December 26, 2006
Ms. Irene Khan
1 212 463 91931 212 627 1451
Dear Ms. Khan,
Amnesty International’s declared objective is a “vision of a world in which every person enjoys all of the human rights enshrined in the Universal Declaration of Human Rights and other international human rights standards.”
Accordingly, we have no choice but to express our deep dismay at the fact that during your recent visit to Hebron (December 2006), you did not see fit to visit the Jewish Community of Hebron and speak with representatives of the community.
As we are sure you are aware, Hebron’s Jewish community dates to the days of antiquity, with a continuous Jewish population for thousands of years. In August of 1929, sixty-seven Jews were slaughtered and over 70 injured by their Arab neighbors. The survivors were expelled from the city. Men, women and children were butchered, raped, burned and tortured. The ancient Jewish quarter was destroyed and its holy sites desecrated.
Some 25 years ago, Hebron’s Jewish community was renewed in parts of the destroyed Jewish neighborhoods; and Jewish families returned to live in Jewish homes following transfer of ownership deeds by the property’s owners to the community.
The Hebron Jewish community has suffered tremendously as a result of constant attacks by Arab terrorists belonging to terror organizations. Unfortunately, it seems that you are unaware of this fact, as a result of your decision to see Hebron from a very prejudiced point of view, speaking with one side only; thereby, ignoring the human rights and suffering of the city’s Jewish residents.
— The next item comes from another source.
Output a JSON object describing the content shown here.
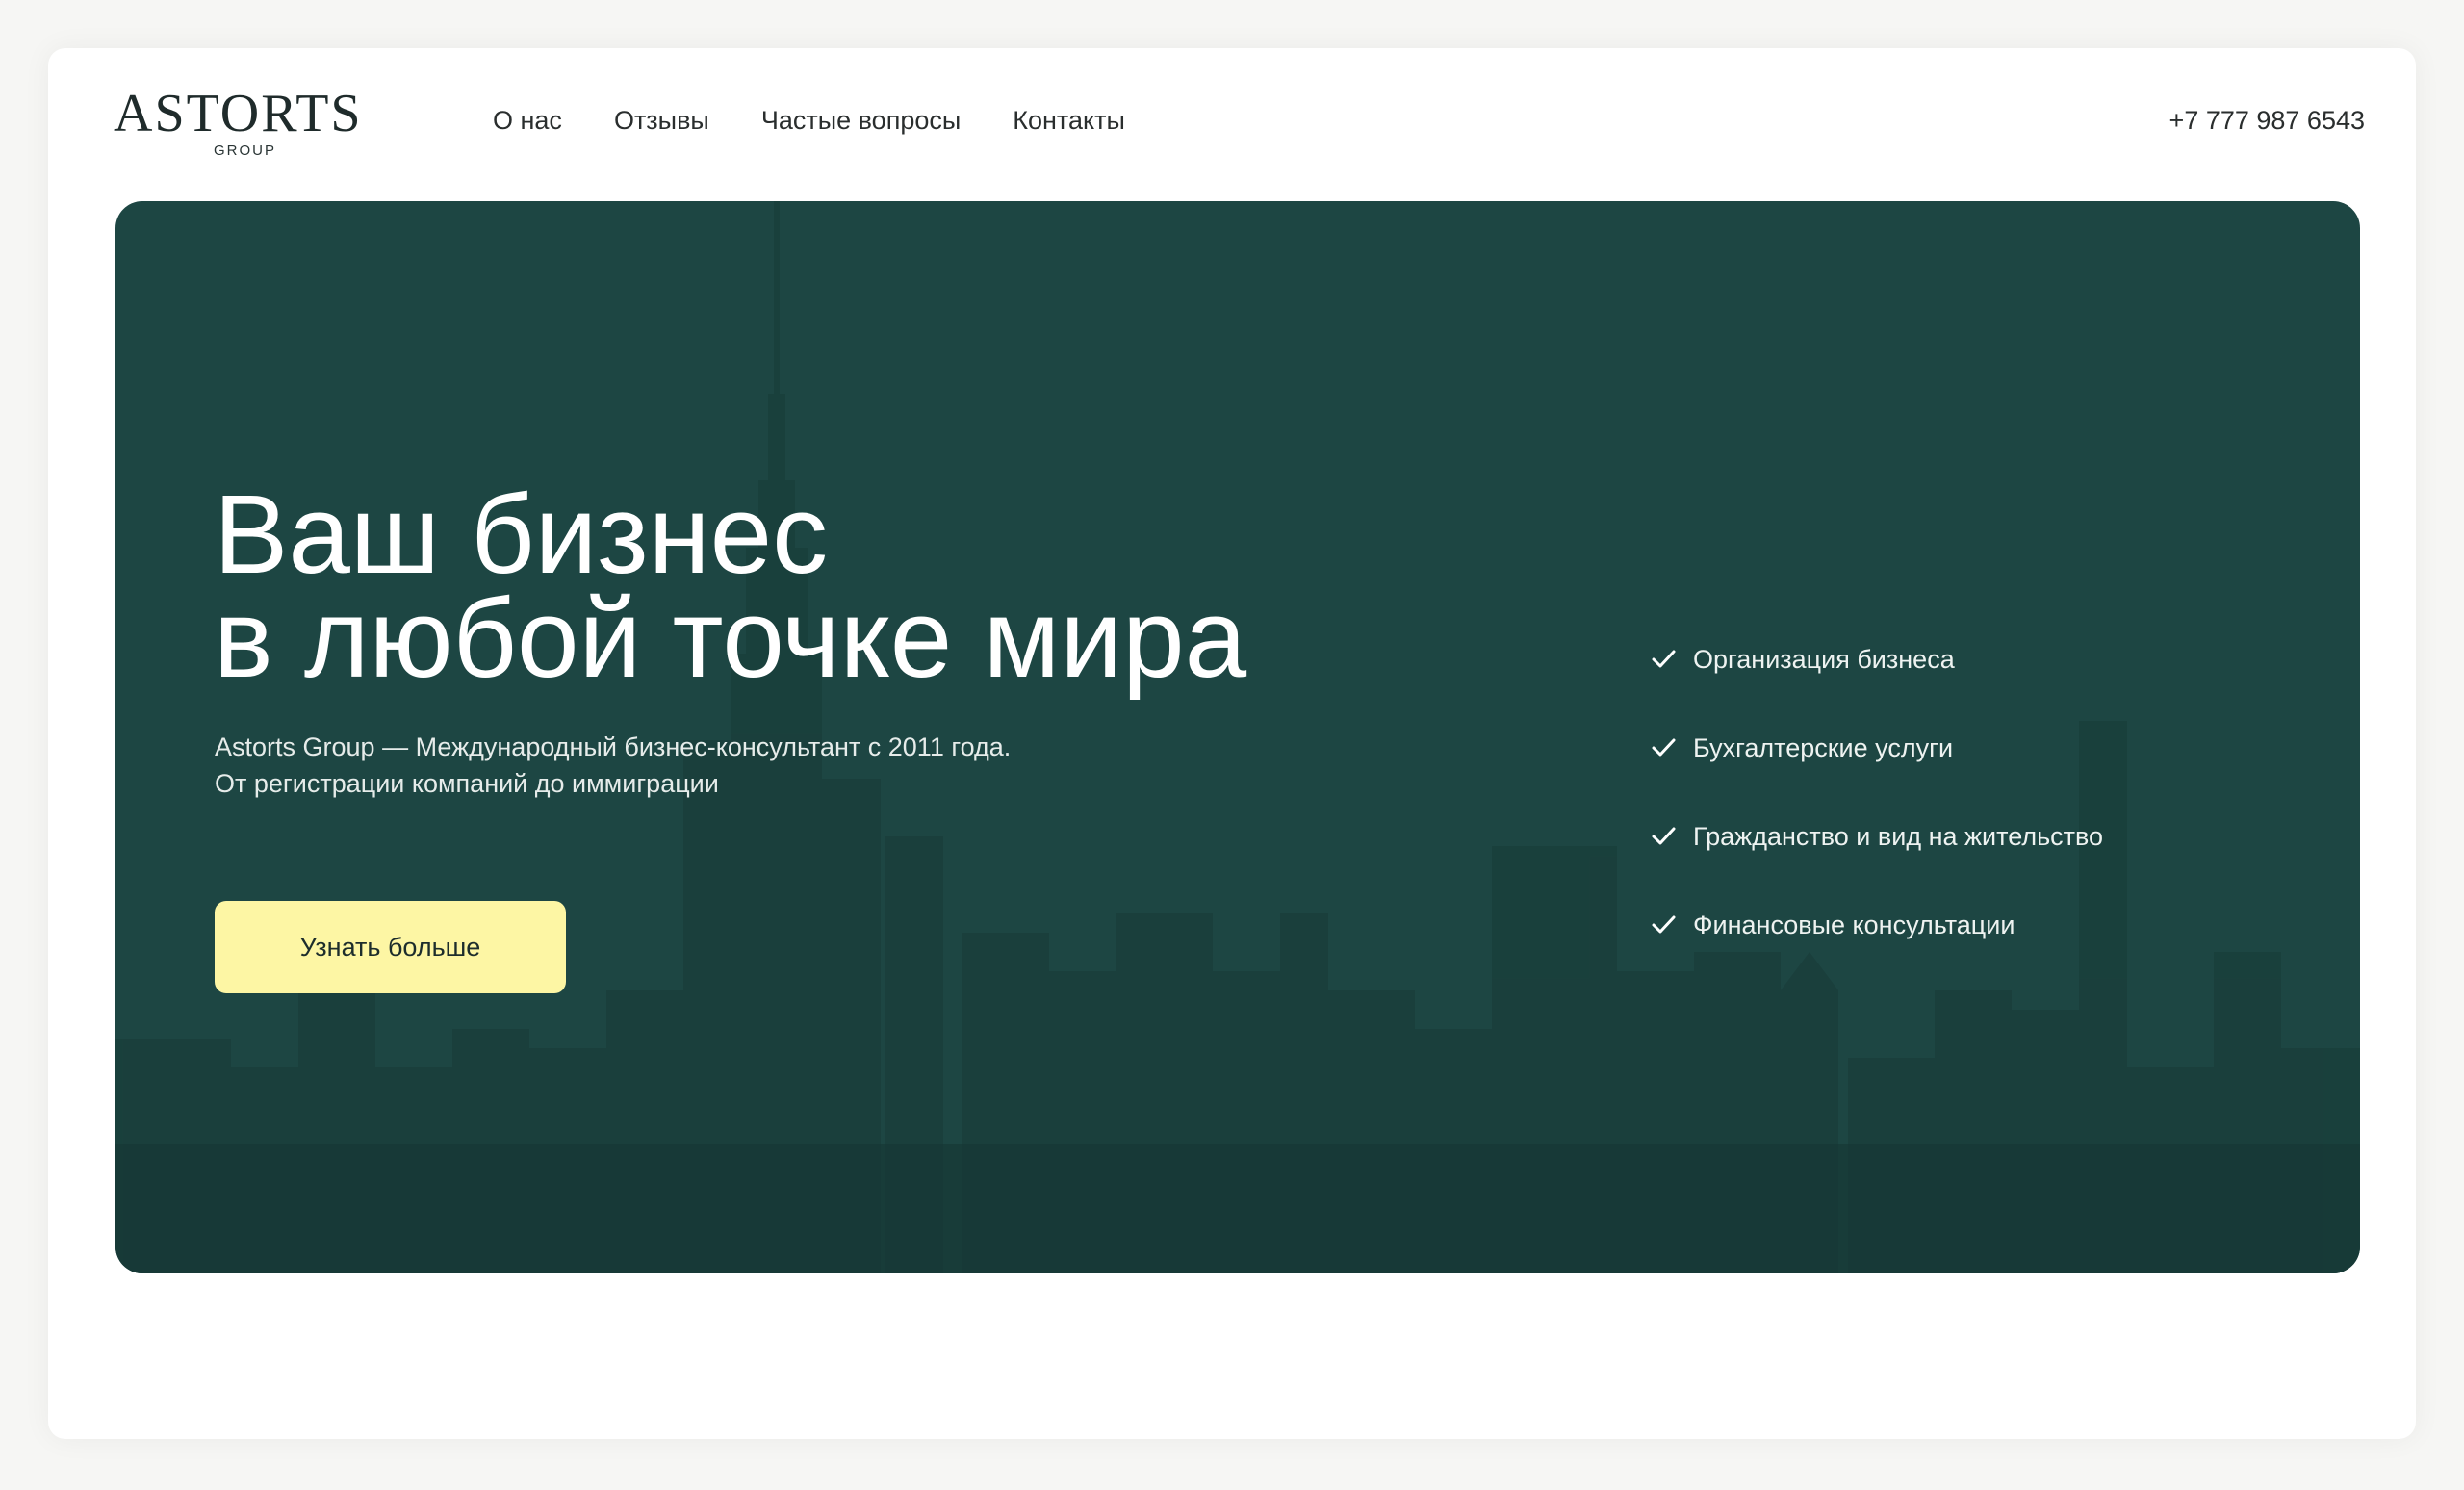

You write: “the movements of tens of thousands of Palestinian residents depend entirely on the decision of the Israeli soldiers. Often the Palestinian residents are placed under curfew, which do not apply to the 500 Israeli settlers who live in the area.”
This is untrue. An overwhelming majority of Hebron and Hebron’s Arab residents are under rule of the Palestinian Authority. Arabs have free access to the entire city; whereas, Jews have access to only about 10% of Hebron. Also, Hebron’s Arabs have not been placed under curfew in years. Curfews are imposed only following massive terror attacks in the area. When there is no terror, there are no curfews.
You write: “Wire nets have been placed over the narrow alleys, separating Jewish settlers from Palestinian shops, to prevent the settlers hurling objects and excrement at the Palestinian and international visitors.”
Perhaps the wire nets have been placed to prevent Arabs below from hurling rocks, hand grenades and bombs into Jewish homes, or to prevent terrorists from easily climbing into the Jewish neighborhoods?
You write: “We keep our visit short because it is past sunset and it is not advisable to stay in the area after dark.”
Why is it not advisable to stay in the area after dark? Who are you afraid of? Who told you that night is dangerous in Hebron. When was the last time an Arab was shot at or attacked by Jews in Hebron, during the day or at night?
We strongly protest the description of your visit in Hebron, the conclusions you so arbitrarily reached, and the fact that you refuse to meet and discuss the issues involved with representatives of Hebron’s Jewish community. Should you decide to fulfill Amnesty’s “vision,” as quoted above, and objectively examine current issues in Hebron, we would be happy to invite you to meet with us in order to show you, first-hand, the hardships that Hebron’s Jews have to deal with on a daily basis.
It would be advisable for Amnesty International to remain a neutral, objective organization and not act so irresponsibly as to draw conclusions before carefully examining the facts and hearing all the parties involved.
Noam Arnon, David Wilder
Spokesmen for the Jewish Community of Hebron